[Records drawn from a dataset]
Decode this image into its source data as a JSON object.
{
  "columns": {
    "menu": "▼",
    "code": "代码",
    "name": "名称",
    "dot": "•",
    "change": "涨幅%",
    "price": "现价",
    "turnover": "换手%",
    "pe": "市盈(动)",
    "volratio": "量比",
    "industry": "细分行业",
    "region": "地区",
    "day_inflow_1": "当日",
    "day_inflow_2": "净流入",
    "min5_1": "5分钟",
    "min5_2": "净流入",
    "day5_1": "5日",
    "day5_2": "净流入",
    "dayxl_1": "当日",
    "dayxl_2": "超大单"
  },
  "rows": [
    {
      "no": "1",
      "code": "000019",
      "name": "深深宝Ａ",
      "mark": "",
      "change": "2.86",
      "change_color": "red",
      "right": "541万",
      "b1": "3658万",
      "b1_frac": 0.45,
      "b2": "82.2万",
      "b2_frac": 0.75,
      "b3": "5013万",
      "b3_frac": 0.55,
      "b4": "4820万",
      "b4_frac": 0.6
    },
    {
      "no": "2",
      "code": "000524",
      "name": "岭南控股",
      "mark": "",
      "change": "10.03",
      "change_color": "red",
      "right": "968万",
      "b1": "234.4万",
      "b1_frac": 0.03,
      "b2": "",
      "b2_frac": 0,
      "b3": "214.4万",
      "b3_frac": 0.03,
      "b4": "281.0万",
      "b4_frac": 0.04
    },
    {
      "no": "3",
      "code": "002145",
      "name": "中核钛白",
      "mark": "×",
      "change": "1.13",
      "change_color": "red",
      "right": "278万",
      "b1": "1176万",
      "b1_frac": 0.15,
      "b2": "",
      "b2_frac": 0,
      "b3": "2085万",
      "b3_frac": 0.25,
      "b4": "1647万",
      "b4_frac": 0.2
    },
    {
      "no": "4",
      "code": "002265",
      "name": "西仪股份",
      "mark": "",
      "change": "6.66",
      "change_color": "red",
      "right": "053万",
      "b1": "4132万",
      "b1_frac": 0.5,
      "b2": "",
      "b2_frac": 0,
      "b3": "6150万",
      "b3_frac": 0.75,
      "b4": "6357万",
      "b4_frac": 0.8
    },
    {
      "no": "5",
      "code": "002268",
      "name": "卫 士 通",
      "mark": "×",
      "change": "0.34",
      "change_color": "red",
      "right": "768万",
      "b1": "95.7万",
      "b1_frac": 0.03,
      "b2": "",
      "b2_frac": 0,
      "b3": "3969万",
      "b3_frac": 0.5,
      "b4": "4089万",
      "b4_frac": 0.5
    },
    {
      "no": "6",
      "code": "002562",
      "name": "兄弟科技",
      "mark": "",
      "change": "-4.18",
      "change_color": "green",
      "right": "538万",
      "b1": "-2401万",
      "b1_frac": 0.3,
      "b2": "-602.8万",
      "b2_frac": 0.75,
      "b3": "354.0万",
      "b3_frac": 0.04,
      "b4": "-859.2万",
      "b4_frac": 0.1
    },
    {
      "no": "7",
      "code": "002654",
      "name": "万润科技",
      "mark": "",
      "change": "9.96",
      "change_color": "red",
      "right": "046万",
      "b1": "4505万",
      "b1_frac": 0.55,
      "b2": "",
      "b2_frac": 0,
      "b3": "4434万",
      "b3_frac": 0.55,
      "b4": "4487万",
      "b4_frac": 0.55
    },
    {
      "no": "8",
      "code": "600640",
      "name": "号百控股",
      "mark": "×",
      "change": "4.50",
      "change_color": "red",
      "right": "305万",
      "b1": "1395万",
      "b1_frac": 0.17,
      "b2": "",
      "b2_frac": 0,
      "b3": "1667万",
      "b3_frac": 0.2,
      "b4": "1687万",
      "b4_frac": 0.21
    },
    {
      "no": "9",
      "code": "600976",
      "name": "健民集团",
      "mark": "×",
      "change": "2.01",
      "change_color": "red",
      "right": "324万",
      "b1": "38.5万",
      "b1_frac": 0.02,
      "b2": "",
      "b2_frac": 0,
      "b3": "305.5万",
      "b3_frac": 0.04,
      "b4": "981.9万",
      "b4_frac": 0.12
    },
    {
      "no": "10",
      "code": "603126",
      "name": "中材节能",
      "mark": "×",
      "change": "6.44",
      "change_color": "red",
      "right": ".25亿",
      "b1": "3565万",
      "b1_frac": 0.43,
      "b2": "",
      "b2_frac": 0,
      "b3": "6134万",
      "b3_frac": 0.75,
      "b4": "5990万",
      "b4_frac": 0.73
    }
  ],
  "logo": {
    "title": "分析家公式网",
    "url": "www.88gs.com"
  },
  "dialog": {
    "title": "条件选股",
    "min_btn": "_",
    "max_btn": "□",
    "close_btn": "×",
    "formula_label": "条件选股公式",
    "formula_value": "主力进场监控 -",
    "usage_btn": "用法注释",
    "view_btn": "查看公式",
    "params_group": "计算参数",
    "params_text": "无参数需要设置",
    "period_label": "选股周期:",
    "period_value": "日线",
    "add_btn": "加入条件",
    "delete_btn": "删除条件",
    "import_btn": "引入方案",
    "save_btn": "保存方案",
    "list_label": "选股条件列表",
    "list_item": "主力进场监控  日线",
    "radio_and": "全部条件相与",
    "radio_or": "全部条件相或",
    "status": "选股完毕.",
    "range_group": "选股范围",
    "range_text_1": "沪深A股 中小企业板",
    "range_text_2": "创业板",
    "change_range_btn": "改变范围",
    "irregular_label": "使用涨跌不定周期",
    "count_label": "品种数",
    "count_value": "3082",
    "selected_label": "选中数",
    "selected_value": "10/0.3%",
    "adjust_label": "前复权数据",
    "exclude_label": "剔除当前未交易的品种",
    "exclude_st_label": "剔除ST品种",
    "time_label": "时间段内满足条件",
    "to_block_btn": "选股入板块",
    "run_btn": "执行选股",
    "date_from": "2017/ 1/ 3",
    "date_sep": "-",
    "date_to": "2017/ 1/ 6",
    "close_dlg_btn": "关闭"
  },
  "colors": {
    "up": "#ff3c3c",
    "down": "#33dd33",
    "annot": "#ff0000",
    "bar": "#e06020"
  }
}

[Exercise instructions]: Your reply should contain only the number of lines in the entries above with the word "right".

[Result of the task]: 10